Ella Bella Ballerina and the Magic Toyshop

Written by James Mayhew

Everyone’s favourite little dancer, Ella Bella Ballerina, steps into an enchanted toyshop in this magical ballet adventure.

Discover a world of fairytale toymakers and dancing dolls in in this beautiful introduction to classic ballet, La Boutique Fantastique. With a sparkling foiled cover and exquisitely detailed illustrations, this is the perfect gift for all would-be ballerinas.

Elizabeti’s Doll

Written by Stephanie Stuve-Bodden and illustrated by Christy Hale

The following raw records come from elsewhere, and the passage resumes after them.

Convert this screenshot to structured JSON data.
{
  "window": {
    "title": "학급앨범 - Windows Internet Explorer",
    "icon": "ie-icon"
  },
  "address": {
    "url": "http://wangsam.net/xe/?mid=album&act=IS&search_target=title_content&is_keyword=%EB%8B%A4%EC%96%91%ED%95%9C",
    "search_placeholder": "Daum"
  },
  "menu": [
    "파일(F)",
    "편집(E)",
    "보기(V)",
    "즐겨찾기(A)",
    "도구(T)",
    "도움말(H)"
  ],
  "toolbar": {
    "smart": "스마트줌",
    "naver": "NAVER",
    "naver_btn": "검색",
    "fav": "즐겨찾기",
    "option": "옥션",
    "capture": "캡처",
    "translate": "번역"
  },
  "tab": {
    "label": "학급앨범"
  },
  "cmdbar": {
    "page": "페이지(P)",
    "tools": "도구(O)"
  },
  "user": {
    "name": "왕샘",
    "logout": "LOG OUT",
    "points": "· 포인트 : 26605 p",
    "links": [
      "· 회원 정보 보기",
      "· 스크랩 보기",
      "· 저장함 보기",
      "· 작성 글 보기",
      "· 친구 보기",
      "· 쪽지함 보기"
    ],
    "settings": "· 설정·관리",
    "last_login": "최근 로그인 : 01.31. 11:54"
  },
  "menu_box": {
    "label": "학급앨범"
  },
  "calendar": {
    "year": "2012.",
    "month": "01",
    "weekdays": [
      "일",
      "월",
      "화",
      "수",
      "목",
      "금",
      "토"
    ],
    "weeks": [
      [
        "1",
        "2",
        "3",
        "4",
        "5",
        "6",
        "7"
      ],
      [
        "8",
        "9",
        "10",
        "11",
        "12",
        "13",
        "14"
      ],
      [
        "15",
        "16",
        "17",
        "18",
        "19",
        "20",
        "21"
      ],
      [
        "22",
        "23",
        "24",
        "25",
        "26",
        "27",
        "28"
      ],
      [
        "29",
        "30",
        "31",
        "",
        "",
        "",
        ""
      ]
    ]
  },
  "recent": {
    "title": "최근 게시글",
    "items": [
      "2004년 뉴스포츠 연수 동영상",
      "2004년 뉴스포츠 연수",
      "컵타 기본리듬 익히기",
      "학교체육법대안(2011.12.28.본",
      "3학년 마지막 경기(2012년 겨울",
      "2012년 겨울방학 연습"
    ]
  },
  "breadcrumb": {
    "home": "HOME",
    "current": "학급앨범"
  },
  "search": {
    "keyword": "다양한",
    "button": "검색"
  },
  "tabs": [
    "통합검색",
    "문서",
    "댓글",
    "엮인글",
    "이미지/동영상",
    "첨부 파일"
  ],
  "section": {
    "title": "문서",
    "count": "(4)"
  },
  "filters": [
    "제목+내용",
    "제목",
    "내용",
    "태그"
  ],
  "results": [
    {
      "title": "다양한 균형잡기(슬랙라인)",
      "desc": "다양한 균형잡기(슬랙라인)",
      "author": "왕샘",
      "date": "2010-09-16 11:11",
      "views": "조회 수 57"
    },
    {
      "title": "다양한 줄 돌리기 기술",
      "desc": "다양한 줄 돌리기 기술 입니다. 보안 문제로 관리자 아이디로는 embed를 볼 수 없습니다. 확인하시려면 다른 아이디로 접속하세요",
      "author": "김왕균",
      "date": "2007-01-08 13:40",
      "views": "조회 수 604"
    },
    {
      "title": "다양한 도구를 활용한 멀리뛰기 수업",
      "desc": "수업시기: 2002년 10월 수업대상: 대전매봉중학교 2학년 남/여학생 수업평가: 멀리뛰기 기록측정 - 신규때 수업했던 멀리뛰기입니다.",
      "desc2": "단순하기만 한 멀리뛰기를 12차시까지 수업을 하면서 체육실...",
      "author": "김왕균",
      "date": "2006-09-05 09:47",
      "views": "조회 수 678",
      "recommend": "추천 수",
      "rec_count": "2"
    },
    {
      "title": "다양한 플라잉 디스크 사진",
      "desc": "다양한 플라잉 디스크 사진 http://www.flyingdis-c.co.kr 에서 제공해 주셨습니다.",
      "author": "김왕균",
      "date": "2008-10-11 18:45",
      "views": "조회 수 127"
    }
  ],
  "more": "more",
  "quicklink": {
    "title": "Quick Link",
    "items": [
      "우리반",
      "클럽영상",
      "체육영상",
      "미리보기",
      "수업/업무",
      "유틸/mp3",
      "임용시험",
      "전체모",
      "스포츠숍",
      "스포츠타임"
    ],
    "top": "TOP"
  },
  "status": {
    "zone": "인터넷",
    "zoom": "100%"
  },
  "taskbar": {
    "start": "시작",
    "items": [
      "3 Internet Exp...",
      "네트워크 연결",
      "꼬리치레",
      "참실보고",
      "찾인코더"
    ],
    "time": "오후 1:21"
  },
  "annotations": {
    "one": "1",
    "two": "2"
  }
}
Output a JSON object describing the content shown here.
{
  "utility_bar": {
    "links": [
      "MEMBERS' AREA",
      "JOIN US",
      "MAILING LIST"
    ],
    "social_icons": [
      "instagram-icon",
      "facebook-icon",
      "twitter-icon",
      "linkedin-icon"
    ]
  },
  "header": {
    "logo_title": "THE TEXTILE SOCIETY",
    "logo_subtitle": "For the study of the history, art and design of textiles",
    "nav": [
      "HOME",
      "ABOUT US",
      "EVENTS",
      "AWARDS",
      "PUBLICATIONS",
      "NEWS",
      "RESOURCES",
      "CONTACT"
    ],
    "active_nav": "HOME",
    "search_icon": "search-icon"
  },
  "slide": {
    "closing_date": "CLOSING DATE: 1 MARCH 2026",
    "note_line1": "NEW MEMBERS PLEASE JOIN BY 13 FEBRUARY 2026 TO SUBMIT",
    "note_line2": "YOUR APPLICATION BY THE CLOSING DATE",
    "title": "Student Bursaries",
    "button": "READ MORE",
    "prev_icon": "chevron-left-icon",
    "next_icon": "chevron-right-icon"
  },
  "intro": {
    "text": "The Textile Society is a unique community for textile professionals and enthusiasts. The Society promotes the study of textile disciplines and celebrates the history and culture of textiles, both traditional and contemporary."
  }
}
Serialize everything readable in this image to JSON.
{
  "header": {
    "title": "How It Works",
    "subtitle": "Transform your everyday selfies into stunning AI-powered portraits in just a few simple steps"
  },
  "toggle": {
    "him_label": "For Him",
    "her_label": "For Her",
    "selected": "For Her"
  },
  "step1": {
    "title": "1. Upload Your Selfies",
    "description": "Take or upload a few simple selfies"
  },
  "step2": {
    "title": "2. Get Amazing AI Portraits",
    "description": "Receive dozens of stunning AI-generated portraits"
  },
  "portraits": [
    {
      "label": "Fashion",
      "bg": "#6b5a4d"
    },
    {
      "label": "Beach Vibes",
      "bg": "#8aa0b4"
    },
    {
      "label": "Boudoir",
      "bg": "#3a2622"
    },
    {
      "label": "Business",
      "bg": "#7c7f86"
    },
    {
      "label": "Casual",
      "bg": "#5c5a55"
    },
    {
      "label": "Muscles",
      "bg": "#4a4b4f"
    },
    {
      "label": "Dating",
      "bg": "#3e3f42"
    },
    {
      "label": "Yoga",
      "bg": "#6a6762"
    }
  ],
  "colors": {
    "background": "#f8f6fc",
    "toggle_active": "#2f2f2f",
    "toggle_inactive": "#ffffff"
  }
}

When her new baby brother arrives, Elizabeti decides she needs a doll that she can care for the way her mother cares for the new baby. After looking around the village, Elizabeti finds the perfect doll to love. She names her Eva. When Mama changes the new babyÂs diaper, Elizabeti changes EvaÂs. When Mama sings to the baby, Elizabeti sings to Eva. And one day when Eva turns up lost, Elizabeti realizes just how much she loves her special doll. For children adjusting to a new sibling, this story is perfect.

Baby Boo, I Love You

Written by Sheryl Haft and illustrated by Jane Massey

Little ones love playing with their dolls! Celebrate that love with Baby-Boo, I Love You, and follow one imaginative little girl who adores playing mommy. And as she bathes, feeds, and frolics with her doll, she emulates a nurturing parent-child relationship,showing the universal joys of being cared for and cherished.

The Doll Shop Downstairs

Written by Yona Zeldis McDonough and illustrated by Heather Maione

Nine year old Anna and her sisters like helping out in their parents’ doll repair shop, because once their chores are done, the fun can begin. The girls are allowed to play carefully with the dolls until they’re fixed and ready to be returned to their owners. But when World War I begins, and an embargo on German-made goods threatens to put the shop out of business, it’s up to Anna to come up with an idea to save the day.

A is for Annabelle: A Doll’s Alphabet

Written and illustrated by Tasha Tudor

A is for Annabelle, Grandmother’s doll, B is for her box on the chest in the hall.

Learn the alphabet from A to Z with the help of Annabelle the doll. Each gorgeously illustrated spread features one of her favorite things. With an antique box, a parasol, and yarn for mending, children can learn the alphabet in grand style.

The Doll People

Written by Ann M. Martin and Laura Godwin and illustrated by Brian Selznick

Annabelle Doll is eight years old-she has been for more than a hundred years. Not a lot has happened to her, cooped up in the dollhouse, with the same doll family, day after day, year after year. . . until one day the Funcrafts move in.

The Best-Loved Doll

Written by Rebecca Caudill and illustrated by Elliott Gilbert

Betsy receives an invitation to a party requiring her to bring a guest―one of her dolls―for a chance to win a prize or two in several “best of” categories. But while many of her dolls are prettier to look at, wear fancier clothes, and are capable of doing things, Betsy cherishes Jennifer most of all. Her hair may be a bird’s nest, she may wear drab, plain clothes, and her face may not have the most beautiful complexion, but Jennifer is Betsy’s very best friend―the doll she loves the most.